[Aim of the exercise]: Of the lines in the listing below, count those containing "kind". Provide the count and nothing else.

[Dataset records]:
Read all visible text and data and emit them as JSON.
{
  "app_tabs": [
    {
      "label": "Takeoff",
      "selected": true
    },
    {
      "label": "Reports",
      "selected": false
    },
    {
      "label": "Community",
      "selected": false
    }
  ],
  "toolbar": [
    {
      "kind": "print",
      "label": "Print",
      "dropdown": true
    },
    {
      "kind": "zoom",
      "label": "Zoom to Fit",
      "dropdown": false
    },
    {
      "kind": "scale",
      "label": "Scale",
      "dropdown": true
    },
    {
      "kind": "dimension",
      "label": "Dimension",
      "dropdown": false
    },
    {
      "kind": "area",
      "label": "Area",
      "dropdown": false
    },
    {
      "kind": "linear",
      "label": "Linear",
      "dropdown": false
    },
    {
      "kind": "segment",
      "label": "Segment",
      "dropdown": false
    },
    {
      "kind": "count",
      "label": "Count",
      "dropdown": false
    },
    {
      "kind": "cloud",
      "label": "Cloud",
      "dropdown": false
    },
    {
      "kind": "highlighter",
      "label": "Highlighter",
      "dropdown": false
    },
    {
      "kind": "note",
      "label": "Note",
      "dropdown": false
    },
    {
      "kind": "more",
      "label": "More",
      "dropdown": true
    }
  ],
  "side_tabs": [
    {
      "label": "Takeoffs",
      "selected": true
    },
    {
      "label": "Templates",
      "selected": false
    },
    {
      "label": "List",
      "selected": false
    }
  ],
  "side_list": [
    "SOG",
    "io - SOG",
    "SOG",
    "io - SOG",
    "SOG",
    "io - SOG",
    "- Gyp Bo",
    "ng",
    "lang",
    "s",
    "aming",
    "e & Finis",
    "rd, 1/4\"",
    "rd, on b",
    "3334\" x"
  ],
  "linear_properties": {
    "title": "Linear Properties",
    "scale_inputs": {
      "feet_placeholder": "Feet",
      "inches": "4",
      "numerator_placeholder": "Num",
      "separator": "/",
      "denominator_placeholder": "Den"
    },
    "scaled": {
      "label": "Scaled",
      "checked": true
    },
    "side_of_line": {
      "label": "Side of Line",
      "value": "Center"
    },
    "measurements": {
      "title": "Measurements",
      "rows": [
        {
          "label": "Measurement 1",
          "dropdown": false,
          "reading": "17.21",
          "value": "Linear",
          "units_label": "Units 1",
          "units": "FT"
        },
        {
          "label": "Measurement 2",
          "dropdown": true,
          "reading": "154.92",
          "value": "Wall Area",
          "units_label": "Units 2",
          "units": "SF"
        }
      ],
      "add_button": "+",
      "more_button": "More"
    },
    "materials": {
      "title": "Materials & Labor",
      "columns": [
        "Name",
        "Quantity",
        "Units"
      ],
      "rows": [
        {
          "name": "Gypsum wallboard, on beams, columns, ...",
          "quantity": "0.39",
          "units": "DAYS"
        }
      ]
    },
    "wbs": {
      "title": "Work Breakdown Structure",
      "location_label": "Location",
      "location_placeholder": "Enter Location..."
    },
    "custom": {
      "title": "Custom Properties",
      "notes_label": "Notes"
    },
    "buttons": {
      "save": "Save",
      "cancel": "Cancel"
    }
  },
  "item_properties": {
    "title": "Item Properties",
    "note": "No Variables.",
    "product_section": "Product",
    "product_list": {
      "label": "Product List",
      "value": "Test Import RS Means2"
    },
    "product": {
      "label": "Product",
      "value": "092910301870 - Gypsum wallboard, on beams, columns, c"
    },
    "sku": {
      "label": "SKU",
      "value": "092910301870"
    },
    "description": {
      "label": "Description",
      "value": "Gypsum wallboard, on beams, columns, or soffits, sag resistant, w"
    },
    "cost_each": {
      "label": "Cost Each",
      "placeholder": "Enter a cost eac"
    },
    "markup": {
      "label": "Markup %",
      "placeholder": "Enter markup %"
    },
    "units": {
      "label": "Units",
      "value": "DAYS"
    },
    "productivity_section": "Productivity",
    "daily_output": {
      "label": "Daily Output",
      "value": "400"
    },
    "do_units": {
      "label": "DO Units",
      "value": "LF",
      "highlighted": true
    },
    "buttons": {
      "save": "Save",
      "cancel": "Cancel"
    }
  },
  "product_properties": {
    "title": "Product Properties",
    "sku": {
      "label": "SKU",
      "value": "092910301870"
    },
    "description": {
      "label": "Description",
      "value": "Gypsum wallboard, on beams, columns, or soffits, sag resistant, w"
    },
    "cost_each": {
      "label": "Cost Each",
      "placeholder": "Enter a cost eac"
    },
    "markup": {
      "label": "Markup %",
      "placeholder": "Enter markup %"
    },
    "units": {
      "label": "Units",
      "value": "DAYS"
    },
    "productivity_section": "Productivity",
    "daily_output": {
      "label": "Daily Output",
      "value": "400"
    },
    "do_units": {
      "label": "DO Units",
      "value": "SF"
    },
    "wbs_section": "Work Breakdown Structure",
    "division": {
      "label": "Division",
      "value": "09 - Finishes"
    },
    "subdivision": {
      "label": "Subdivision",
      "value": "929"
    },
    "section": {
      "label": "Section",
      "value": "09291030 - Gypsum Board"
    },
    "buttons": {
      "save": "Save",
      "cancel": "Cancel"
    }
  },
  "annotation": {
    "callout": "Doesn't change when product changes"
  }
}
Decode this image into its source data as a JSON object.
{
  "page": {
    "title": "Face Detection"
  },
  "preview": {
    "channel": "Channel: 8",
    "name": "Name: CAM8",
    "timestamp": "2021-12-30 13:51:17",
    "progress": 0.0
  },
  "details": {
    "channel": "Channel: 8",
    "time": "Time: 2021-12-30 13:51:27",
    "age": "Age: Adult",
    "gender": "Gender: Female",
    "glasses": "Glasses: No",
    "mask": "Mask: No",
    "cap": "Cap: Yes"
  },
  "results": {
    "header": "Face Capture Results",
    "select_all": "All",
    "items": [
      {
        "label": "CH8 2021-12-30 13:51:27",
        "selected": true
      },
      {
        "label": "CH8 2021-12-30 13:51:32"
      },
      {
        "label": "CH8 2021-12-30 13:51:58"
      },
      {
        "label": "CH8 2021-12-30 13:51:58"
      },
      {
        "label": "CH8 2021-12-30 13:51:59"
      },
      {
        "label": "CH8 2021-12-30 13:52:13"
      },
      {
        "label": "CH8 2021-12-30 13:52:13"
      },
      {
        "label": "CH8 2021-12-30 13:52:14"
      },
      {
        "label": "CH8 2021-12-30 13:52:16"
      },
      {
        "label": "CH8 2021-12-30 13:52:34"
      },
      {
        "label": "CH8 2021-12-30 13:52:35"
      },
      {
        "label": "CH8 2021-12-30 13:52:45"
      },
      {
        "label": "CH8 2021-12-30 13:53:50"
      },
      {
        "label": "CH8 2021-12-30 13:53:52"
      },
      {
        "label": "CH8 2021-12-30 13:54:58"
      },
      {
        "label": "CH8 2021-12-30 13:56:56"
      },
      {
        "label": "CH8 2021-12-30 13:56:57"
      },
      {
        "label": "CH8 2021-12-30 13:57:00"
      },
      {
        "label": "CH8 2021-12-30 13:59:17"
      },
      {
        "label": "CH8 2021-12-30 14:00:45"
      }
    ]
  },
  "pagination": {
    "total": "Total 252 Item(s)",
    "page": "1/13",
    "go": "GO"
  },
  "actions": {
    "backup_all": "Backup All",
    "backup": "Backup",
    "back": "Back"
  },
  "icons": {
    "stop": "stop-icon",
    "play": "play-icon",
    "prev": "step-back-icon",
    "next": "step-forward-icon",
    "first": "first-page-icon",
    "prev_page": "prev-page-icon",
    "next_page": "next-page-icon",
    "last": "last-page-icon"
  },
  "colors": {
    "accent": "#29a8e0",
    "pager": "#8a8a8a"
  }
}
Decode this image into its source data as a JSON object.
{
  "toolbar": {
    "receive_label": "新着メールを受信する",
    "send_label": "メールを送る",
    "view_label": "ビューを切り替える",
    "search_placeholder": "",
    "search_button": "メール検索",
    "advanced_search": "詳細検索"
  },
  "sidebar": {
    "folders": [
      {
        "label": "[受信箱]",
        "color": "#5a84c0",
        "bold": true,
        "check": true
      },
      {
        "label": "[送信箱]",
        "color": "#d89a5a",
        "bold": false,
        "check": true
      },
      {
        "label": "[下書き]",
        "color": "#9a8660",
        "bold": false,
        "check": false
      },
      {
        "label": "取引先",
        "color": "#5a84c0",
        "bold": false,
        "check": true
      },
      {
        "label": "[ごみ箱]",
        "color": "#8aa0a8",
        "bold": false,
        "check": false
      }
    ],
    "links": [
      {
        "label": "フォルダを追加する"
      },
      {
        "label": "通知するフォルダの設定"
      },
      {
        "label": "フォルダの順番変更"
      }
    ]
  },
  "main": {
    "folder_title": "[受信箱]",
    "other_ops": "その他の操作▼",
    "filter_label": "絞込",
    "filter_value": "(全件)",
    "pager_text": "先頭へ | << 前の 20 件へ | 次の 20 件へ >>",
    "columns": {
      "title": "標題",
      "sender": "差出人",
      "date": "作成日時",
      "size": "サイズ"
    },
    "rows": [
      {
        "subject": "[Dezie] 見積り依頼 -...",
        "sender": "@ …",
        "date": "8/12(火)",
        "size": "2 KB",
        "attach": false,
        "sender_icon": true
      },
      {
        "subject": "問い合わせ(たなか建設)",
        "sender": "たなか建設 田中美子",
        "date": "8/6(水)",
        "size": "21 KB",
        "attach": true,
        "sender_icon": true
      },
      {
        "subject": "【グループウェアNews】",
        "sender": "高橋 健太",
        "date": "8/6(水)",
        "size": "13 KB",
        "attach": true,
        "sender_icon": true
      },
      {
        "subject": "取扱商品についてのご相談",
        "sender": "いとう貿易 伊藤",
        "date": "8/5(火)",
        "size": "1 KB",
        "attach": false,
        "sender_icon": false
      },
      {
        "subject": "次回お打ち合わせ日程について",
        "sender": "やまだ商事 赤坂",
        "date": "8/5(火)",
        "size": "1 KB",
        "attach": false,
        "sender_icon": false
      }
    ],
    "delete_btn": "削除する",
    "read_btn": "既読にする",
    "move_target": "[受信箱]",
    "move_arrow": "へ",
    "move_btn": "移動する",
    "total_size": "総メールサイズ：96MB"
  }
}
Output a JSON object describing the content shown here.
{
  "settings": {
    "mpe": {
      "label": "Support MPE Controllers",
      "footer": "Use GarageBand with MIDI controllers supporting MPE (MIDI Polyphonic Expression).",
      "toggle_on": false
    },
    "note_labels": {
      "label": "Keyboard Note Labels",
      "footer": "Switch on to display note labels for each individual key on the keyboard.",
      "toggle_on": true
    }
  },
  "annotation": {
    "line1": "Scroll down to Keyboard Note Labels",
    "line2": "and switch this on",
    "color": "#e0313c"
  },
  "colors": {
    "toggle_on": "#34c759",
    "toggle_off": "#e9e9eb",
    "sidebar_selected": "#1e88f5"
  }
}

[Solved exercise]: 12